§ **YOUR ASSIGNMENT**
Extract, from the records beneath this instruction, each line that contains the word "anime".

§ **INPUT**

::::::::::

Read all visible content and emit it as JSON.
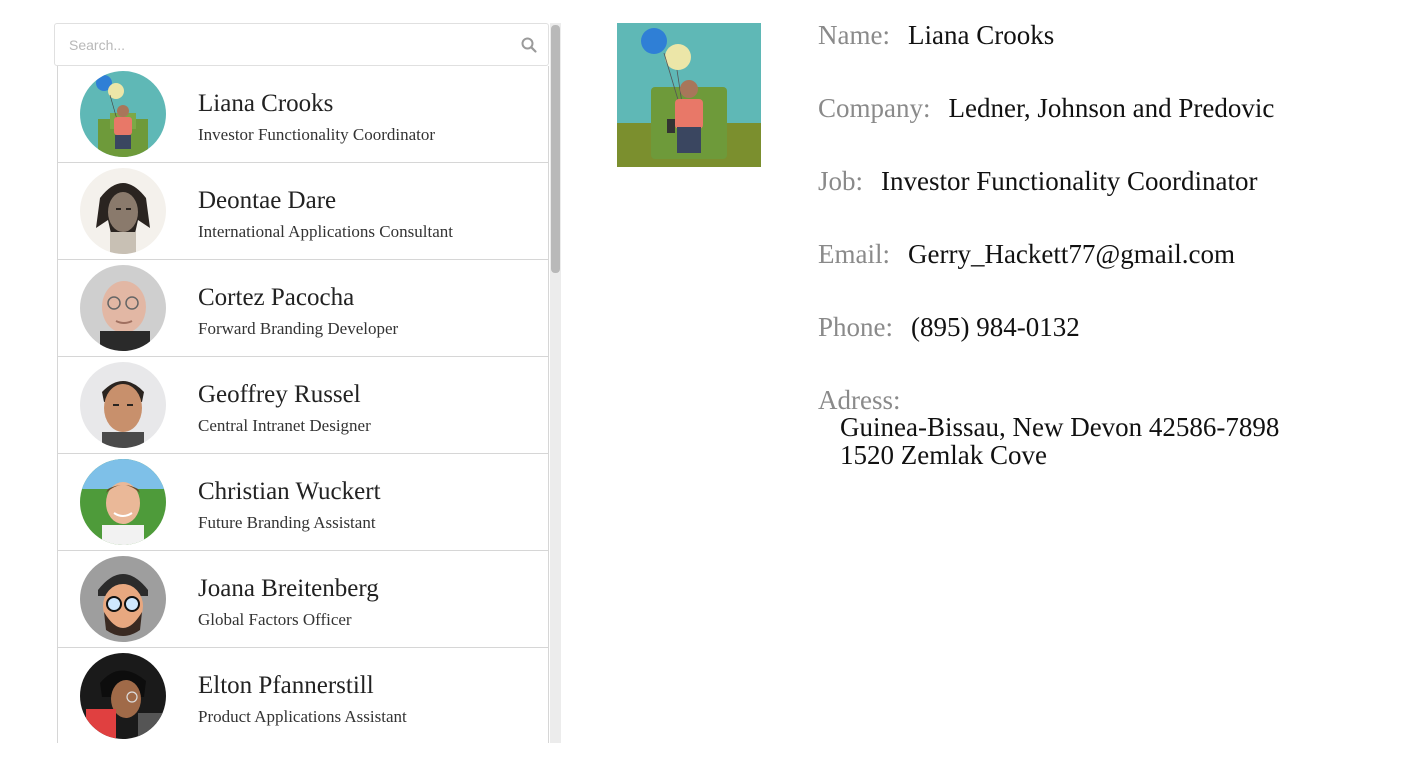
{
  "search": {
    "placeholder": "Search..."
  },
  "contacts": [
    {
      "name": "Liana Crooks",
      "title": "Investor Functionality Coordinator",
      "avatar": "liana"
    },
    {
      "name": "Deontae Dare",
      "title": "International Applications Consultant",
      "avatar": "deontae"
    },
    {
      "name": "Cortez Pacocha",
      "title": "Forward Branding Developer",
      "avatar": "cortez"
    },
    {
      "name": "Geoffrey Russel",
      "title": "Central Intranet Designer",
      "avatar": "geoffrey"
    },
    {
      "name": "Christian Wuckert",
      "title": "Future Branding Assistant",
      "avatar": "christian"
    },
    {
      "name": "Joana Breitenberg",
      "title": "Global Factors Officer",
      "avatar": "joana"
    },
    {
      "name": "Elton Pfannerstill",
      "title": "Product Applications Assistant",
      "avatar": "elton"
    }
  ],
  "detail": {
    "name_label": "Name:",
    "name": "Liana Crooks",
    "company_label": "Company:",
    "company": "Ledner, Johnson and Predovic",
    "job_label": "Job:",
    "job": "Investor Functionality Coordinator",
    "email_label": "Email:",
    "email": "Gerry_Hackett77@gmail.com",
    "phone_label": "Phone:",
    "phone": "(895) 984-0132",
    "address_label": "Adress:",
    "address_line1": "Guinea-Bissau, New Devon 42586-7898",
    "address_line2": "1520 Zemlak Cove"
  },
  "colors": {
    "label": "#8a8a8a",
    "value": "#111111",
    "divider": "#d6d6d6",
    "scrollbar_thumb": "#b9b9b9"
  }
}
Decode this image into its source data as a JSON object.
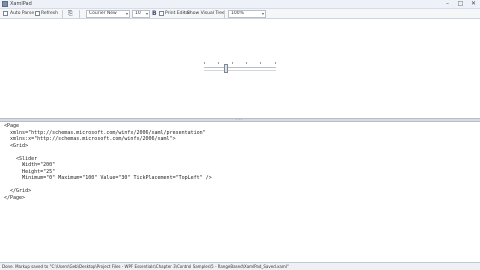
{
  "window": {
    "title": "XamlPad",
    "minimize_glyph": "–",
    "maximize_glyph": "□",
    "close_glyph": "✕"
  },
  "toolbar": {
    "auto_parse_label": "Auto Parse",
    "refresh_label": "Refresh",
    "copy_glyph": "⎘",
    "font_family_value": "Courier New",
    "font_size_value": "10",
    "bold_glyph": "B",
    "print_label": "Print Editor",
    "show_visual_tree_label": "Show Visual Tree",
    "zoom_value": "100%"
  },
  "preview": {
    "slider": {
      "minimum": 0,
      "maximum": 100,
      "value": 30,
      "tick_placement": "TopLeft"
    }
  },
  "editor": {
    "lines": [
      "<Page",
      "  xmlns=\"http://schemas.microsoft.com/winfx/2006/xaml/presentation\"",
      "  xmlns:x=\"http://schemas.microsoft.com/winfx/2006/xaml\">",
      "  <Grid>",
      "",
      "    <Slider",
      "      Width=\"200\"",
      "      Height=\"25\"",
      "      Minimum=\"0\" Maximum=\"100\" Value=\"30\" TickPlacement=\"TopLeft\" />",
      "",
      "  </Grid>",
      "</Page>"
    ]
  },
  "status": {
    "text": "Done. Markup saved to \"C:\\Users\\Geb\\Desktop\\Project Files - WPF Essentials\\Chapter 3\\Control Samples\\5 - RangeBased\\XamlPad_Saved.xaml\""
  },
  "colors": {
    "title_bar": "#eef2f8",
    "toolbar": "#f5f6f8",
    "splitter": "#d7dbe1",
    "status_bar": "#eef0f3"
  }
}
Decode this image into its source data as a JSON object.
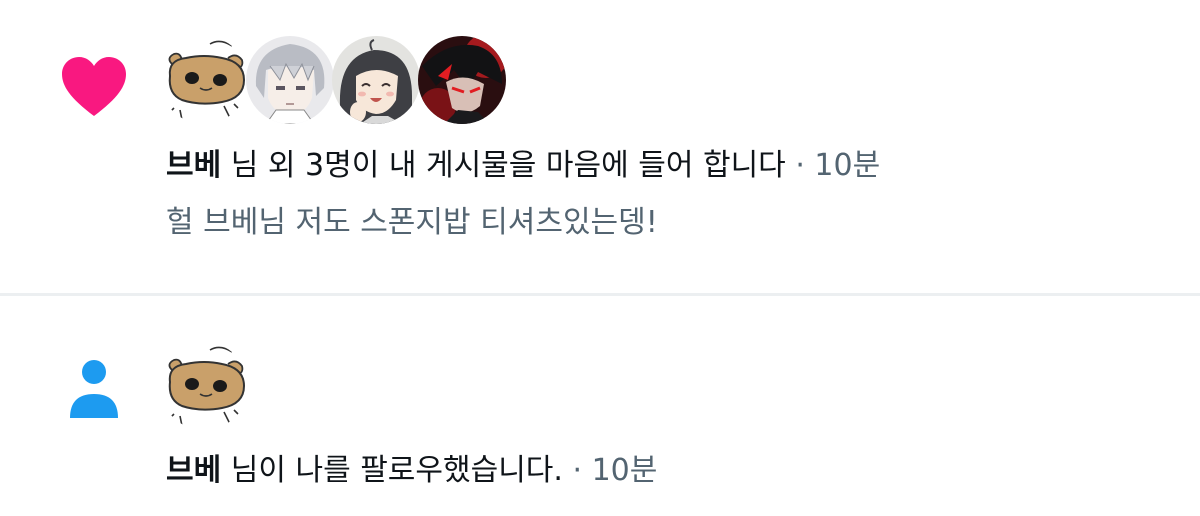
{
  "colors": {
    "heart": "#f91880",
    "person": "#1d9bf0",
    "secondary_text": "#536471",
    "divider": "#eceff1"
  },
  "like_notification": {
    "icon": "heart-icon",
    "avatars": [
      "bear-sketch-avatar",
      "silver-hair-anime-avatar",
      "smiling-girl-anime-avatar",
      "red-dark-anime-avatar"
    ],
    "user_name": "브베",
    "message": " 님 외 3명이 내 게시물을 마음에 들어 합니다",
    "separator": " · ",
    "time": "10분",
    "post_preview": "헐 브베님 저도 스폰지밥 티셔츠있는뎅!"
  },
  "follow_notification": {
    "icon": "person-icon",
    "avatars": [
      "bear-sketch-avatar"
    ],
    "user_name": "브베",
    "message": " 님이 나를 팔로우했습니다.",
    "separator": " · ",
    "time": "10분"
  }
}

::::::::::

§ **SOLVED EXERCISE**
      "silver-hair-anime-avatar",
      "smiling-girl-anime-avatar",
      "red-dark-anime-avatar"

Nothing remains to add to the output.